6. Red Wine Vinegar
This variety has a pinkish color which can affect the color of dressings and may also not be suitable when pickling.
In other dishes where the color is not of importance or where it will blend into a large mix of ingredients, this can be a suitable replacement. It is slightly more acidic so start with less and add gradually if needed.
7. Rice wine
Also made from fermented rice, the wine can be used as a substitute for rice vinegar as long as you keep a few points in mind.
With various rice wines available, the best type to use as a substitute would be a dry wine with a light and clear appearance. In addition, opt for something with a low alcohol content.

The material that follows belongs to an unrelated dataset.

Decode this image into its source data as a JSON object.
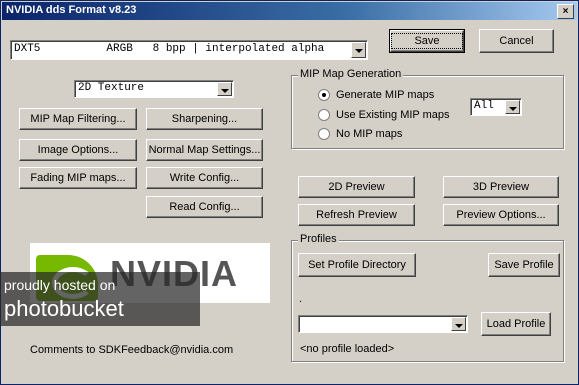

You can add just a dash of white vinegar to the wine if you need to increase the acidic flavor. This brings an ideal balance.
Since rice wine contains alcohol, this is only suitable as a substitute in dishes that are going to be cooked for long enough to burn the alcohol off. In other words, if you are making a salad dressing, skip this one!
See more: Rice wine alternative
8. White Wine
If you have a bottle of white wine, you’ve got a suitable rice vinegar replacement on hand for cooked dishes. As with the above option, this will only be suitable in recipes that will be simmered long enough to cook off the alcohol.
Use a dry white wine such as Pinot Grigio or Sauvignon Blanc and avoid ones with very flavorful profiles that may steer your dish’s flavors off track. Replace in equal quantities and add a few drops of lemon juice to increase the acidity if needed. This is best in fish and chicken dishes, marinades, and cooked sauces.
See more: Replacement for white wine in cooking
9. Distilled White Vinegar
Also referred to as white vinegar, this is a very potent replacement, and we highly recommend blending it with white wine, broth, or water and adding a pinch of sugar to make a suitable substitute.
It is not the best alternative, but if it is all you have it can work as long as you dilute it, add sparingly, and taste as you go to ensure you get the right balance.
Chicken broth prepared from stock cubes can be made with half the amount of water called for to intensify the flavor. Although this doesn’t provide acidity, it does bring another flavor dimension and is suitable to use as a straight swap in soups, stews, and sauces.
Add a few drops of lemon juice to bring the acidity needed.
11. Balsamic Vinegar
Although not suitable for all applications, this option can be used as a last resort in marinades, grilled meat seasonings, fish dishes, and some dressings. Balsamic is best diluted and used in recipes that won’t undergo too much cooking time.
Since it is more intense in flavor and color, it is recommended to only use a small amount and not to replace the full quantity.
Vinegar is often used in baking recipes to help with rise, contribute to a moist crumb, and airy texture. Rice vinegar is sweeter and has a mild acidity compared to other types, but can be successfully used in most baking recipes. If more tartness is required, you can add a squeeze of lemon juice.
Sushi vinegar is always used to season sushi rice. It is a blend of mild rice vinegar, sugar, and salt. This blend achieves the perfect balance of salty, sweet, and sour.
Rice vinegar is a lot sweeter with nuanced acidity while white vinegar is the most aggressive type available and has a harsh acidity and sourness.
Plain white vinegar is most often used in baking as it has no color or complicated flavors that can change the profile of baked goods. Apple cider vinegar is also popularly used with a sweeter profile.
There are a wide range of vinegar types available, each with its own unique characteristics. When choosing the best substitute for your recipe, consider the role the vinegar plays in your dish and whether the replacement can match the most prominent characteristics.
Add a pinch of sugar if it lacks sweetness, a squeeze of lemon for tartness, or dilute it with broth or water if it is too acidic. By applying these tips, you should be able to incorporate almost any vinegar successfully.
*image by serezniy/depositphotos